|Dwight D. Eisenhower||Republican||1953–1961||50,144||53,683||0.86%|
|John F. Kennedy||Democratic||1961–1963||53,683||57,255||2.30%|
|Lyndon B. Johnson||Democratic||1963–1969||57,255||69,439||3.80%|
|Richard M. Nixon||Republican||1969–1974||69,439||78,619||2.25%|
|Gerald R. Ford||Republican||1974–1977||78,619||80,690||1.08%|
|Ronald W. Reagan||Republican||1981–1989||91,033||107,161||2.06%|
|George H. W. Bush||Republican||1989–1993||107,161||109,794||0.61%|
|George W. Bush||Republican||2001–2009||132,698||134,055||0.13%|
|Barack H. Obama||Democratic||2009–2017||134,055||145,612||1.04%|
|Donald J. Trump||Republican||2017–2021||145,612||142,669||-0.51%|
|Joe Biden||Democratic||2021–present||142,669||143,048 (for February 2021)||3.23% (annual average from January 2021 to February 2021)|
Graphs and data
The Federal Reserve Economic Data (FRED) database contains the total nonfarm employment level. A graph with a simple download of data on jobs by month since the late 1930s is available here:
- NYT-Laura D'Andrea Tyson-Jobs Deficit, Investment Deficit, Fiscal Deficit-July 2011
- Which President Created the Most Jobs?-February 26, 2020
- FRED Payems-FRED All Employees, Total Non-Farm-May 31, 2020

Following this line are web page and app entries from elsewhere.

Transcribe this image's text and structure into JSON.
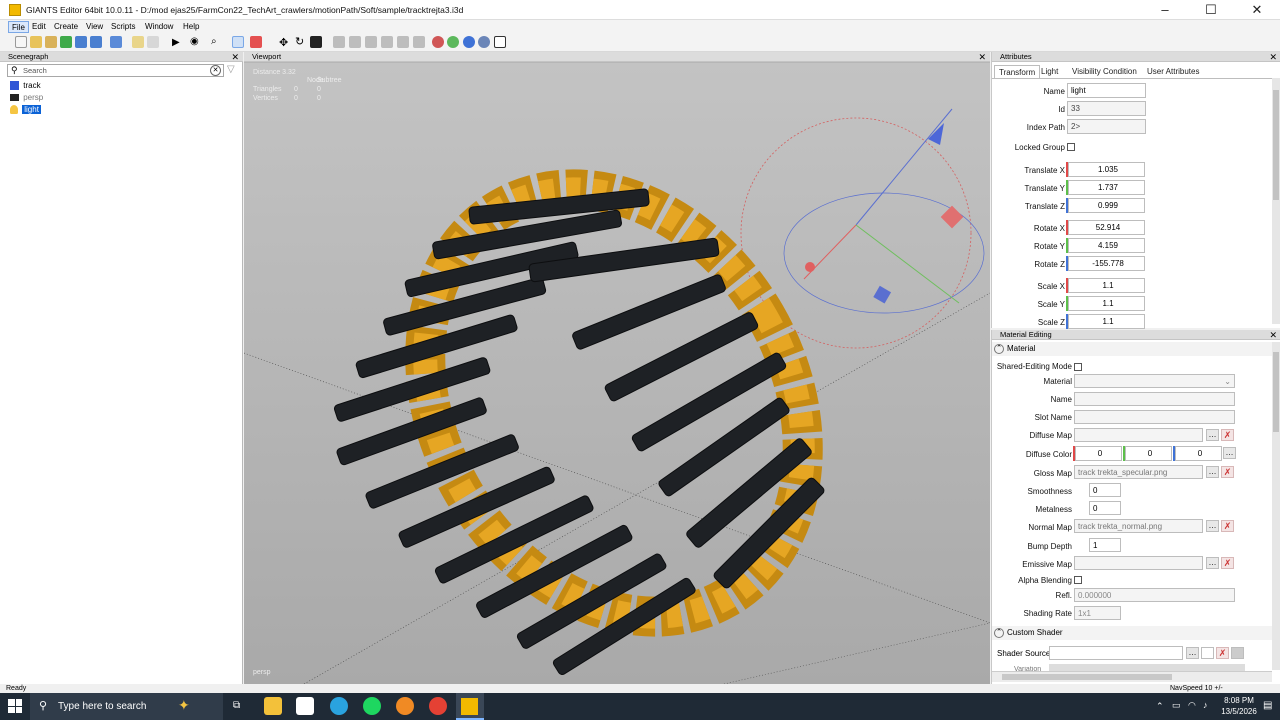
{
  "window": {
    "title": "GIANTS Editor 64bit 10.0.11 - D:/mod ejas25/FarmCon22_TechArt_crawlers/motionPath/Soft/sample/tracktrejta3.i3d"
  },
  "menu": [
    "File",
    "Edit",
    "Create",
    "View",
    "Scripts",
    "Window",
    "Help"
  ],
  "scenegraph": {
    "title": "Scenegraph",
    "search_placeholder": "Search",
    "items": [
      {
        "label": "track",
        "icon": "cube-icon"
      },
      {
        "label": "persp",
        "icon": "camera-icon"
      },
      {
        "label": "light",
        "icon": "lightbulb-icon",
        "selected": true
      }
    ]
  },
  "viewport": {
    "title": "Viewport",
    "distance": "Distance 3.32",
    "stats_header": [
      "Node",
      "Subtree"
    ],
    "stats": [
      {
        "label": "Triangles",
        "node": "0",
        "subtree": "0"
      },
      {
        "label": "Vertices",
        "node": "0",
        "subtree": "0"
      }
    ],
    "camera": "persp"
  },
  "attributes": {
    "title": "Attributes",
    "tabs": [
      "Transform",
      "Light",
      "Visibility Condition",
      "User Attributes"
    ],
    "name_label": "Name",
    "name": "light",
    "id_label": "Id",
    "id": "33",
    "index_label": "Index Path",
    "index_path": "2>",
    "locked_label": "Locked Group",
    "transform": [
      {
        "label": "Translate X",
        "value": "1.035",
        "axis": "#e04848"
      },
      {
        "label": "Translate Y",
        "value": "1.737",
        "axis": "#5cbf4a"
      },
      {
        "label": "Translate Z",
        "value": "0.999",
        "axis": "#3f72d6"
      },
      {
        "label": "Rotate X",
        "value": "52.914",
        "axis": "#e04848"
      },
      {
        "label": "Rotate Y",
        "value": "4.159",
        "axis": "#5cbf4a"
      },
      {
        "label": "Rotate Z",
        "value": "-155.778",
        "axis": "#3f72d6"
      },
      {
        "label": "Scale X",
        "value": "1.1",
        "axis": "#e04848"
      },
      {
        "label": "Scale Y",
        "value": "1.1",
        "axis": "#5cbf4a"
      },
      {
        "label": "Scale Z",
        "value": "1.1",
        "axis": "#3f72d6"
      }
    ]
  },
  "material": {
    "title": "Material Editing",
    "section": "Material",
    "shared_label": "Shared-Editing Mode",
    "material_label": "Material",
    "name_label": "Name",
    "slot_label": "Slot Name",
    "diffuse_map_label": "Diffuse Map",
    "diffuse_color_label": "Diffuse Color",
    "diffuse_color": [
      "0",
      "0",
      "0"
    ],
    "gloss_label": "Gloss Map",
    "gloss_map": "track trekta_specular.png",
    "smooth_label": "Smoothness",
    "smoothness": "0",
    "metal_label": "Metalness",
    "metalness": "0",
    "normal_label": "Normal Map",
    "normal_map": "track trekta_normal.png",
    "bump_label": "Bump Depth",
    "bump_depth": "1",
    "emissive_label": "Emissive Map",
    "alpha_label": "Alpha Blending",
    "refl_label": "Refl.",
    "refl": "0.000000",
    "shading_label": "Shading Rate",
    "shading_rate": "1x1",
    "custom_shader": "Custom Shader",
    "shader_source_label": "Shader Source",
    "variation_label": "Variation"
  },
  "status": {
    "left": "Ready",
    "right": "NavSpeed 10 +/-"
  },
  "taskbar": {
    "search_placeholder": "Type here to search",
    "time": "8:08 PM",
    "date": "13/5/2026"
  }
}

- Monthly Employment Situation Report: Quick Guide to Methods and Measurement Issues-Retrieved May 31, 2020
- "Biden's claim that Trump will be the first president with a negative jobs record". October 2, 2020 – via washingtonpost.com.
- Bureau of Labor Statistics, "Databases & Tools, Top Picks", Total Nonfarm Employment - Seasonally Adjusted
- Calculated Risk-Public and Private Sector Payroll Jobs by President-October 5, 2014